Apart from the main two scenarios, the script requires you to configure the following parameters, either hard-coded in the script or passed as parameter values:

  • OfficePackagePath
    • Full path to the Office 365 installer application content source
  • OfficeApplicationName
    • Name of the Office 365 installer application
  • OfficeConfigurationFile
    • Name of the XML configuration file present in the root of the application content source

Using the script has been design to be as easy as possible, as all parameters are not required to be passed, rather being hard-coded values that you need to enter. By doing this, you can simply just call the script like below in a scheduled task based on the update frequency interval that makes sense in your environment:

.\Invoke-OPPContentUpdate.ps1

This is how the script looks when invoked for the first scenario, where it’d also update the detection method:

And this is how it looks when the detection method is not updated:

What if you have Visio or other suite products made available to be installed on top of an existing installation of Office 365 ProPlus?
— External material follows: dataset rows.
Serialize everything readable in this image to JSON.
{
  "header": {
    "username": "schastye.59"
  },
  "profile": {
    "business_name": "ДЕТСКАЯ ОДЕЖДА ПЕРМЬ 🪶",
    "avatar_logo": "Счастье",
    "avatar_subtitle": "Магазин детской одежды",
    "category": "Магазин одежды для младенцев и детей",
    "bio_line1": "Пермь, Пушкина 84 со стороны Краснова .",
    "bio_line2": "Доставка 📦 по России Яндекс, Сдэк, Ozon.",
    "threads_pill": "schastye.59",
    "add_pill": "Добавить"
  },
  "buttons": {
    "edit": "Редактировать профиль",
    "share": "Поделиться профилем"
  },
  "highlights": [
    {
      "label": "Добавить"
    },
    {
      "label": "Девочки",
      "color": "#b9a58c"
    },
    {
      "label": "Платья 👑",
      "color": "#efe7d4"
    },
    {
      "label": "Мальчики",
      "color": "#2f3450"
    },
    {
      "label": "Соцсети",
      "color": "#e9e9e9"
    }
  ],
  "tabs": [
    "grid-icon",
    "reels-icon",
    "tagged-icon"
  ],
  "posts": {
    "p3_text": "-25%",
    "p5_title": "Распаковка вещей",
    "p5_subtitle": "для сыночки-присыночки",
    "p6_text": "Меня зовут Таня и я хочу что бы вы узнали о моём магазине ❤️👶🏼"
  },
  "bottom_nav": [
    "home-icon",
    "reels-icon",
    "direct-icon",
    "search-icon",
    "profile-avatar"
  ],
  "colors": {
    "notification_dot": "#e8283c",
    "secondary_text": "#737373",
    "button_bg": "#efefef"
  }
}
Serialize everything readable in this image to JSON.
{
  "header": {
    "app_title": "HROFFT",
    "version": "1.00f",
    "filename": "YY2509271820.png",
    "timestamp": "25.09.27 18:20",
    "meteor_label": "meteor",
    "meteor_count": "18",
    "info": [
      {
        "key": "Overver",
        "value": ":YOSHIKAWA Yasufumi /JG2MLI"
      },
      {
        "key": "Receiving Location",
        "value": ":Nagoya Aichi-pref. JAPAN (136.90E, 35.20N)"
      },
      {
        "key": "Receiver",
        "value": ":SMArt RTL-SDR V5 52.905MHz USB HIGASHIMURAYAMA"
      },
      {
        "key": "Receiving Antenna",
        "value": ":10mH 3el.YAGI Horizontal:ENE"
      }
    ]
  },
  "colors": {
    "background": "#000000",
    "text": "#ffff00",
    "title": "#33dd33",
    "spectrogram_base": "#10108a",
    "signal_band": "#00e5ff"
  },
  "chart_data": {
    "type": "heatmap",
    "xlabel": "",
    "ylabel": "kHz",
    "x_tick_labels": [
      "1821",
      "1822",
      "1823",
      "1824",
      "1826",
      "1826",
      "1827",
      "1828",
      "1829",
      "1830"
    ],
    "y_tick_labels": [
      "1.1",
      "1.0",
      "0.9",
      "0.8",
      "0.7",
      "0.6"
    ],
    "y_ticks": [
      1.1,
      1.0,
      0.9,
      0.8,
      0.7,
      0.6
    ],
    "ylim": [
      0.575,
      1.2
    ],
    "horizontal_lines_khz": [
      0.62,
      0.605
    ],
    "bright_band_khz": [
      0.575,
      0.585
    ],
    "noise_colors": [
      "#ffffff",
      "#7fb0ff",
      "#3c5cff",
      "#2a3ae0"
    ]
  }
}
Assuming that you have a separate application to handle that in ConfigMgr, simply apply the same logic and scheduling using the script in this post and it will work it’s magic for you.

I hope this helps you with keeping the content updated and Office being deployed as the latest version available.

 

(1591)

There are no comments.

Leave a Reply

This site uses Akismet to reduce spam. Learn how your comment data is processed.